Study: Viability of SARS-CoV-2 on lettuce, chicken, and salmon and its inactivation by peracetic acid, ethanol, and chlorine dioxide. Image Credit: AstroStar / Shutterstock.com


SARS-CoV-2, the causative pathogen of the coronavirus disease 2019 (COVID-19) pandemic, is a betacoronavirus that primarily spreads through respiratory droplets and aerosols.

The seafood market in Wuhan, China, is considered the initial source of SARS-CoV-2. About 55% of China’s COVID-19 cases detected in December 2019 were associated with this market.

Several studies have linked other COVID-19 outbreaks with virus-contaminated frozen foods and food packaging materials. These observations have raised global concern over food safety during the pandemic.

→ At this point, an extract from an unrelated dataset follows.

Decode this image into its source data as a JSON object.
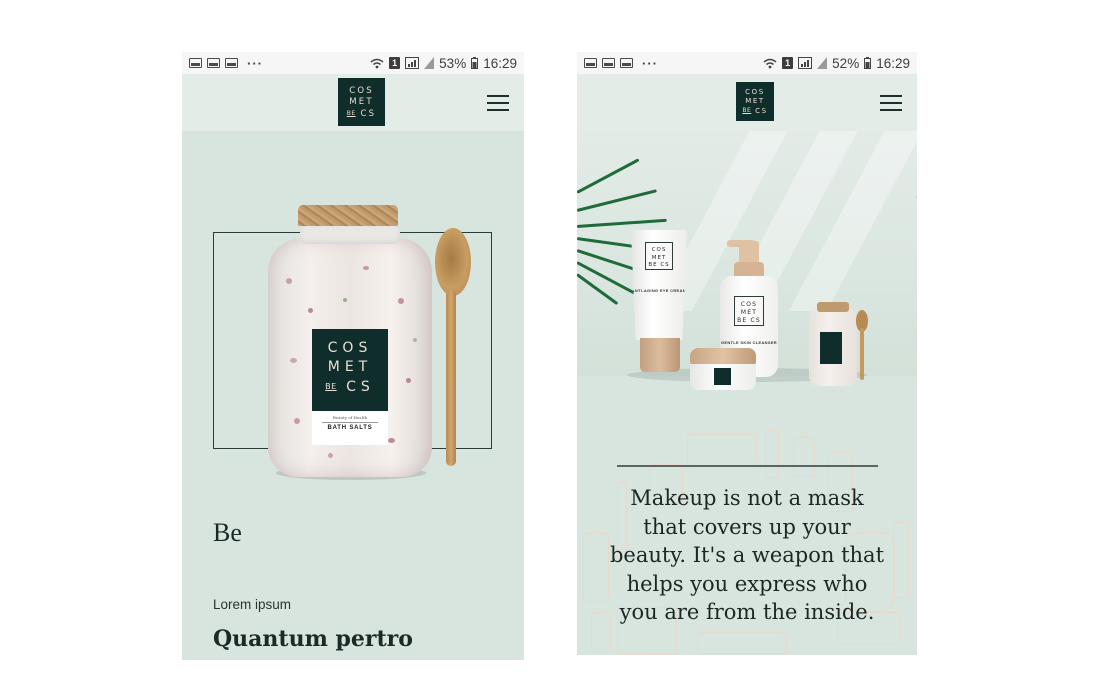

In the current study, scientists assess the viability of SARS-CoV-2 on three food items stored at different temperatures. They also determine the potency of three disinfectants in inactivating the virus on food items.

Study design

Three food items were selected for the viral viability test: lettuce, chicken, and salmon. The food items were then contaminated with SARS-CoV-2 and stored at 20 °C (room temperature), 4 °C (refrigerated), and -40 °C (frozen).   

For the virus inactivation test, food-grade ethanol, chlorine dioxide, and peracetic acid were selected as disinfectants. Except for ethanol, which was used at 30%, 50%, and 70% concentrations, the other two disinfectants were used at three different concentrations, including the recommended concentration and half and twice the recommended concentration.

Viability of SARS-CoV-2 on food items

The lowest viability of SARS-CoV-2 on food items was observed at room temperature. No detectable viral titers were obtained on any food items after 48 hours of contamination. Among various food items, the highest half-life of SARS-CoV-2 was observed on salmon, followed by chicken and lettuce.

A significant induction in viability was observed at 4 °C. The highest viability at 4 °C was observed on salmon, where SARS-CoV-2 remained infectious for up to 14 days following contamination. On lettuce and chicken, SARS-CoV-2 remained detectable for up to 10 days.

A five- to nine-fold induction in the virus half-life was observed at 4 °C compared to that observed at room temperature. The highest half-life was observed on salmon, followed by chicken and lettuce.

At freezing temperatures, SARS-CoV-2 remained viable for up to four weeks on the tested food items. Significant induction of more than 30-fold in the viral half-life was also observed on each food item.

Inactivation of SARS-CoV-2 by disinfectants

Short-term exposure of one minute to 70% ethanol effectively inactivated SARS-CoV-2 on lettuce but failed to do the same on chicken and salmon. The inactivation of the virus on chicken and salmon was observed after a five-minute exposure to 70% ethanol.

No significant virus-inactivating effect was observed for chlorine dioxide at all tested concentrations and exposure periods. At the highest concentration and exposure time, chlorine dioxide was found to reduce viral infectivity to a certain level only on lettuce.

In contrast to chlorine dioxide, peracetic acid showed significantly higher potency in inactivating SARS-CoV-2 on food items. Specifically, peracetic acid completely inactivated the virus at twice the recommended concentration on each tested food item.

Study significance

The study findings indicate that the viability of SARS-CoV-2 on food items increases more than 30 times at freezing temperatures compared to room temperature. In addition to storage temperature, viral viability also depends on the type of food.

Two viral variants have been studied here, including SARS-CoV-2 S and SARS-CoV-2 L. SARS-CoV-2 L shows higher viability on food items than SARS-CoV-2 S. However, peracetic acid was identified as a highly effective disinfectant that can completely inactivate both viral variants on food items.

The highest potency of peracetic acid was observed at two times higher than the recommended concentration. However, no antiviral efficacy of chlorine-based disinfectants was observed in the study.

Journal reference:
  • Jung, S., Yeo, D., Wang, Z., et al. (2022). Viability of SARS-CoV-2 on lettuce, chicken, and salmon and its inactivation by peracetic acid, ethanol, and chlorine dioxide. Food Microbiology. doi:10.1016/j.fm.2022.104164